Dataset entries:
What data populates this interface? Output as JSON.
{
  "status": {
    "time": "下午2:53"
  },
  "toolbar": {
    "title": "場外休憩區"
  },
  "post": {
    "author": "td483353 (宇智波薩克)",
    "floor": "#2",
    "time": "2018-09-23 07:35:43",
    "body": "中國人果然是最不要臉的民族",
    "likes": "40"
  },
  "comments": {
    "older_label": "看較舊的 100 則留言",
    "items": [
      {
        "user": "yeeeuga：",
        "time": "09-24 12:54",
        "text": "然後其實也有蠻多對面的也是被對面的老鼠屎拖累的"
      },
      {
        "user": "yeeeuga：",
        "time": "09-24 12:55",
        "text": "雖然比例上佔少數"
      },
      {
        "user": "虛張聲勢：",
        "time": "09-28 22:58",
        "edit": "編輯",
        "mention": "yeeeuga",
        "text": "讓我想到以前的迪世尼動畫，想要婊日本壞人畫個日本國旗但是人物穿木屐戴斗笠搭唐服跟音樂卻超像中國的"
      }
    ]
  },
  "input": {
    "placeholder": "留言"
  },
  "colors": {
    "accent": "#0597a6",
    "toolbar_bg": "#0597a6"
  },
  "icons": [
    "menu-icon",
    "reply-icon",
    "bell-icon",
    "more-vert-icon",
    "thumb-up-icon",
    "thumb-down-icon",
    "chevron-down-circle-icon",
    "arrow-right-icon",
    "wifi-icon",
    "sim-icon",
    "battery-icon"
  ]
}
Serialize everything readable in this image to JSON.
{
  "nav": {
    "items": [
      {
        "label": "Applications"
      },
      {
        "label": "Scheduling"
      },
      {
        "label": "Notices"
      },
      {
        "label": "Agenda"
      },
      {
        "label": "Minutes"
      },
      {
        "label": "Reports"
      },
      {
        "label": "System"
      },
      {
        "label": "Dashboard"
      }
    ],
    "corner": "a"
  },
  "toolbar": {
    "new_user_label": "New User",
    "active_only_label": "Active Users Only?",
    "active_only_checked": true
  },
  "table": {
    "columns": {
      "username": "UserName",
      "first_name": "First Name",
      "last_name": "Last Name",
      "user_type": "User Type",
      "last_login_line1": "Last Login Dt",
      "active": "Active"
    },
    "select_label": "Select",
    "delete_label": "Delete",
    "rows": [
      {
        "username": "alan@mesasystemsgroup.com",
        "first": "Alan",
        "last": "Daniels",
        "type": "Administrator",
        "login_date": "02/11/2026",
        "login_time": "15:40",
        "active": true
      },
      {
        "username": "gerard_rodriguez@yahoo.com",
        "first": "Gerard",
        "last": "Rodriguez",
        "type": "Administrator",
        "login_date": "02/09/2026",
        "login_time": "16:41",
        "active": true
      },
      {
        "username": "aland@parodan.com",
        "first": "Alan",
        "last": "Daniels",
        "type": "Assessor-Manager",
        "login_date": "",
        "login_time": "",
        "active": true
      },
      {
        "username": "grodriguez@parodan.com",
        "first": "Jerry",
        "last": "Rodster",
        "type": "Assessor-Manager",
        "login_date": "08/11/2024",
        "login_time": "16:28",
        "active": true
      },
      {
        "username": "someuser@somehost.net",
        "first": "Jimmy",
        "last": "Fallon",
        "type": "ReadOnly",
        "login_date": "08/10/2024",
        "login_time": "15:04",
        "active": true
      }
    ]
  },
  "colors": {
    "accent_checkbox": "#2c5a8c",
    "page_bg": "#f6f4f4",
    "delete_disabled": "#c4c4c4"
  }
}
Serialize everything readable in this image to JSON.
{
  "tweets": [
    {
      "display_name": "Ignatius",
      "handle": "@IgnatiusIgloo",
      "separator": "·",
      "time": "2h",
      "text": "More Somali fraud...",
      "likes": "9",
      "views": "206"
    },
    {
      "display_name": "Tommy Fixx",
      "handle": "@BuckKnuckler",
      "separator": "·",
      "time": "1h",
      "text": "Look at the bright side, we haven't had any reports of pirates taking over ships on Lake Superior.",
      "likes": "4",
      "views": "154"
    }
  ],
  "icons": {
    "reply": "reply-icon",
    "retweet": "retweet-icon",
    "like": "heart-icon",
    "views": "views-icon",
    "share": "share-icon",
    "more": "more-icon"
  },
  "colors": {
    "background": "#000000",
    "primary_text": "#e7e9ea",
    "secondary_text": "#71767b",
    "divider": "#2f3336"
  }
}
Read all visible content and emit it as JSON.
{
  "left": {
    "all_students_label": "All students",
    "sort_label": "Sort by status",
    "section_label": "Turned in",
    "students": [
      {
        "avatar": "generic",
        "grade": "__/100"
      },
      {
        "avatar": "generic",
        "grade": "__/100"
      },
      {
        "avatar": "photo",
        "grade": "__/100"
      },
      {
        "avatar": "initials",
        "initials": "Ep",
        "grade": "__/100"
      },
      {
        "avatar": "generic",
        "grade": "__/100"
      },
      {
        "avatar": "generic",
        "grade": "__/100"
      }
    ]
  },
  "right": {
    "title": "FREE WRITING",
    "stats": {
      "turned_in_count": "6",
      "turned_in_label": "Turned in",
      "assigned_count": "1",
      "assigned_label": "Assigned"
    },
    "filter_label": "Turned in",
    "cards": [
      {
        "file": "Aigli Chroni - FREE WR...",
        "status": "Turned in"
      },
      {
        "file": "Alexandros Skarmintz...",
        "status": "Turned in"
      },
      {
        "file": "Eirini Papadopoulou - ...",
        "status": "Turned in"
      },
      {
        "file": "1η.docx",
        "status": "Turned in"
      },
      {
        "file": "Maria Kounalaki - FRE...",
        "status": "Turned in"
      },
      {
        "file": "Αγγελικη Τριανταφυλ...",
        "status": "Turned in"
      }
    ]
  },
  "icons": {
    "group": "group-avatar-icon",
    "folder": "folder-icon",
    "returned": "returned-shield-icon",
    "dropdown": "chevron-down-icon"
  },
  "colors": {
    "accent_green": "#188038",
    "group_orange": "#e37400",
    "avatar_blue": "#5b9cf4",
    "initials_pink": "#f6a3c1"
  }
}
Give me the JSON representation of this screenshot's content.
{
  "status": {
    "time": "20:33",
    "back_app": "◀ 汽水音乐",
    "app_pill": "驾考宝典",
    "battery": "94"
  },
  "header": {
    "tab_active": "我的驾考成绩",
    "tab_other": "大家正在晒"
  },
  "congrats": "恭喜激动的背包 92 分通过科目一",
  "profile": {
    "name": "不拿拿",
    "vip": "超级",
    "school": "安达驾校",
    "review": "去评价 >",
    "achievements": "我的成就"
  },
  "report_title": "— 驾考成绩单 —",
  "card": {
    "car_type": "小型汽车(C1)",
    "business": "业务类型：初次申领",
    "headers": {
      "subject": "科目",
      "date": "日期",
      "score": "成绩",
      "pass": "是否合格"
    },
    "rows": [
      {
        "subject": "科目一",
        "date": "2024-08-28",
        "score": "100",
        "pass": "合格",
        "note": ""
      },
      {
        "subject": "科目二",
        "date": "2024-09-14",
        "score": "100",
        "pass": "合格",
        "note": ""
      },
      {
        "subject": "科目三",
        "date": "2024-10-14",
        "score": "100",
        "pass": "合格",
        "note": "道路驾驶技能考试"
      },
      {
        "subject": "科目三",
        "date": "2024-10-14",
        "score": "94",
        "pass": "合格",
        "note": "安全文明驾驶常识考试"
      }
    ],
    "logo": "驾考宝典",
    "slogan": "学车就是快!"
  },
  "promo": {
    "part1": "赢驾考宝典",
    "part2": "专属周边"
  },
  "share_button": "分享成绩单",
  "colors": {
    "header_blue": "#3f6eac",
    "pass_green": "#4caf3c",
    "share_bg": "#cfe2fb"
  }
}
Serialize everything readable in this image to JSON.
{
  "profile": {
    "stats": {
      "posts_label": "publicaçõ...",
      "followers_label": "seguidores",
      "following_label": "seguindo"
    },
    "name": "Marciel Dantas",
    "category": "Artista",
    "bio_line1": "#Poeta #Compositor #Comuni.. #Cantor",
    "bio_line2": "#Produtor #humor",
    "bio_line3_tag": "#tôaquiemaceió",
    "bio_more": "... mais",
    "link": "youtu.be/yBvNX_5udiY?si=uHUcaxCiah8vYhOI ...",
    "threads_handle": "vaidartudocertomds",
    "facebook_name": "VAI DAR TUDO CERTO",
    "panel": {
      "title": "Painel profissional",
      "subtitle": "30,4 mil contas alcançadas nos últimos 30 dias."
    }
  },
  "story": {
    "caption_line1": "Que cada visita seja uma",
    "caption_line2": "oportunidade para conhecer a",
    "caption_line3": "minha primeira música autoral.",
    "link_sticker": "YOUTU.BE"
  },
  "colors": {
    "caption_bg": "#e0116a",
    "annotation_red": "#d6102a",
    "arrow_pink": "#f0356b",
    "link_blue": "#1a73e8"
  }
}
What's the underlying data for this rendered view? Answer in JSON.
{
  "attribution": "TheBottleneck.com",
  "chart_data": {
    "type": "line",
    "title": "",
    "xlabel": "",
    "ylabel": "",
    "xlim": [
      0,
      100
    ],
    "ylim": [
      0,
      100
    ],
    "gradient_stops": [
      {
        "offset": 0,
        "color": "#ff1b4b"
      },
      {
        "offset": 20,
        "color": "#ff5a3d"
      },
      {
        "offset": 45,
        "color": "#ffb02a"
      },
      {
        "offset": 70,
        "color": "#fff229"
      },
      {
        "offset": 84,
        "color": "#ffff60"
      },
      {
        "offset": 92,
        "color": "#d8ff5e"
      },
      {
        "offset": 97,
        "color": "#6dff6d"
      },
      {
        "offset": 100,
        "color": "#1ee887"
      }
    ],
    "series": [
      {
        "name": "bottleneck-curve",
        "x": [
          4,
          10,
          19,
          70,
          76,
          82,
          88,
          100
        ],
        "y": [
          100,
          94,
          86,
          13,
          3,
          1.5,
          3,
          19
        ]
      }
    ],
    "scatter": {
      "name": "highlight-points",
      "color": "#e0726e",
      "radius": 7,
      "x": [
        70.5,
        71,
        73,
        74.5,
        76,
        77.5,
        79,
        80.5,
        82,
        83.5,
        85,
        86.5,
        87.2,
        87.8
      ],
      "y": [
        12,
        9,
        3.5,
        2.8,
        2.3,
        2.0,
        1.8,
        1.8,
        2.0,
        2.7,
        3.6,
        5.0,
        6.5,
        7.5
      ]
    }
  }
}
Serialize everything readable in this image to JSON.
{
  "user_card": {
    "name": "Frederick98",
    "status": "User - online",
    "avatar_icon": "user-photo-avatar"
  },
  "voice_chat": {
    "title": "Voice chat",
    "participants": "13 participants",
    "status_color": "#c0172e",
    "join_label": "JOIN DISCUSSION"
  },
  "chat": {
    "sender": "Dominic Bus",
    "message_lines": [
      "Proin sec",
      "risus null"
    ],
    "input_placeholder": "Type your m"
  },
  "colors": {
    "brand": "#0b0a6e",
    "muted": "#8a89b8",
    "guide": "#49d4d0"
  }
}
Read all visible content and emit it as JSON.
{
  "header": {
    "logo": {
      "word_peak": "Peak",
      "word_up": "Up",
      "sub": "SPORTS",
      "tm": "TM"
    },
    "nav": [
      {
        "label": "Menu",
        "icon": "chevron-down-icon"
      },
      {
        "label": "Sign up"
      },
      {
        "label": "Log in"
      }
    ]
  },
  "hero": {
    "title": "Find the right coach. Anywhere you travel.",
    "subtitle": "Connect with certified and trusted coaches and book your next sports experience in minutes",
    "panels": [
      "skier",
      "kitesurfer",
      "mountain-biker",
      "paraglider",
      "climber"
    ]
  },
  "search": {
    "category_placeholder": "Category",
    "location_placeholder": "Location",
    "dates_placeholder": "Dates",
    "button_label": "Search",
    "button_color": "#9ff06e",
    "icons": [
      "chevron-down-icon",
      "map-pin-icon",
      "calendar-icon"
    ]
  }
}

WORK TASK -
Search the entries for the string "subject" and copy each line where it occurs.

RESPONSE TO THE TASK -
      "subject": "科目",
        "subject": "科目一",
        "subject": "科目二",
        "subject": "科目三",
        "subject": "科目三",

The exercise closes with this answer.